Doug Emhoff, husband of Democratic vice presidential candidate Kamala Harris, stopped in Charlottesville on Tuesday to encourage people to register to vote before the deadline passed Tuesday evening.
The first of multiple in-person campaign stops in Virginia, Emhoff was greeted by several dozen supporters. Spaced apart in Rives Park, supporters held signs showing their support for Joe Biden and Harris and gave muffled cheers from behind their masks.
“It’s my birthday and there’s no place I’d rather be than to be right back here in Virginia, again, talking about the Biden/Harris ticket,” he said.
Emhoff, a lawyer who married Harris is 2014, said he was in the Commonwealth not only to encourage voter registration but also to encourage first-time voters to support the Biden/Harris ticket.
“Just this past week, I had a chance to meet with students in Nevada and Colorado, some of whom like you are voting for the very first time and I can tell you, young people are so fired up and they are ready for a change because they know the stakes are high,” he said. “They know all the issues that they care about, are also on the ballot right now.”
Much of Emhoff’s speech focused on the COVID-19 pandemic and Biden’s platform, which promises free testing and treatment along with additional contact tracing. Emhoff contrasted this with the response from President Donald Trump’s administration, which he said was more focused on trying to get Amy Coney Barrett onto the Supreme Court of the United States.
“I don’t have to tell you that the Trump administration is in federal court right now, during a pandemic, trying to take your health care away, trying to take away coverage for pre-existing conditions,” he said. “This is what they’re doing right now, folks, this is what we’re up against — [Biden], [Harris] and you and like so many of us believe that healthcare is a right.”
Emhoff was joined at the campaign event by Dr. Cameron Webb, a Democrat who is running against Republican Bob Good for Virginia’s 5th District Congressional seat.

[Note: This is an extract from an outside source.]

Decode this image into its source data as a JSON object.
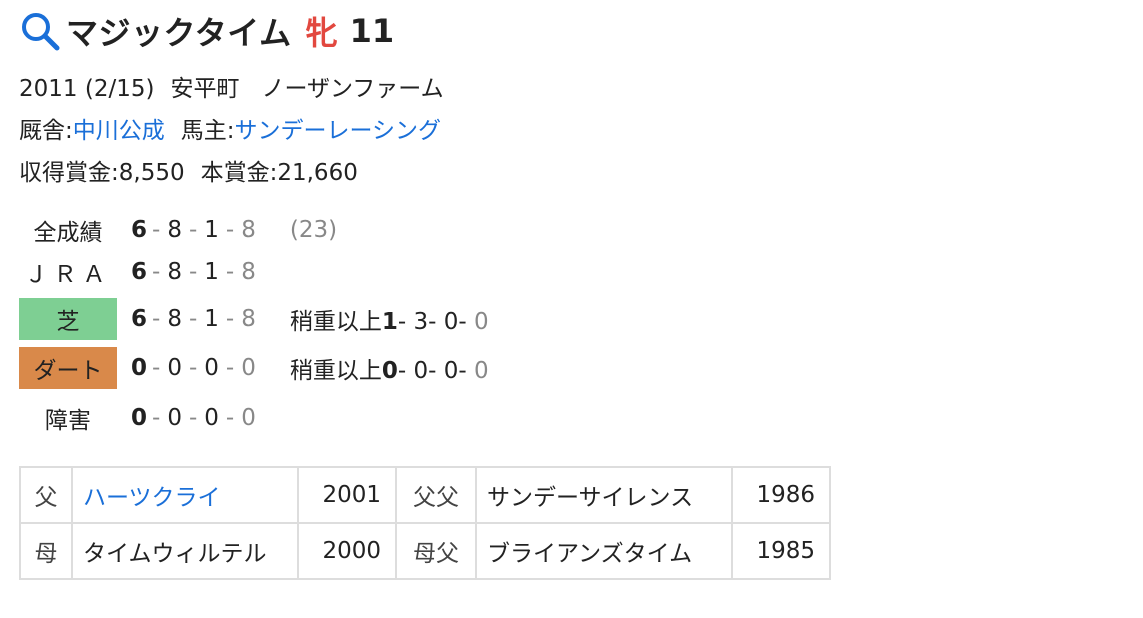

Reciting a Rudyard Kipling poem, Webb encouraged voters not to give up momentum with only three weeks left until Election Day.
“What we’re here today to talk about is killing every unforgiving minute we have left between now and when the polls closed on November 3, with 60 seconds worth of distance run, running harder than we knew was possible, running faster than we thought we ever could,” he said. “Mounting up with wings like eagles being able to step into this moment and take the energy necessary to deliver victories up and down the doubt.”
Kiera Goddu, president of the University Democrats at the University of Virginia, and Albemarle County Commonwealth’s Attorney Jim Hingeley also spoke at the event, urging voters to support both Webb and Biden.
As the event was happening, Virginia voters were unable to register to vote online due to damage to a fiber optic cable caused during overnight utility work.
“This morning we were alerted by [the Virginia Information Technologies Agency] that a fiber cut near the Commonwealth Enterprise Solutions Center was impacting data circuits and VPN connectivity for multiple agencies,” the Virginia Department of Elections said in a tweet. “This has affected the citizen portal along w/registrar’s offices.”
It is unclear whether the registration deadline will be extended as a result of the outage.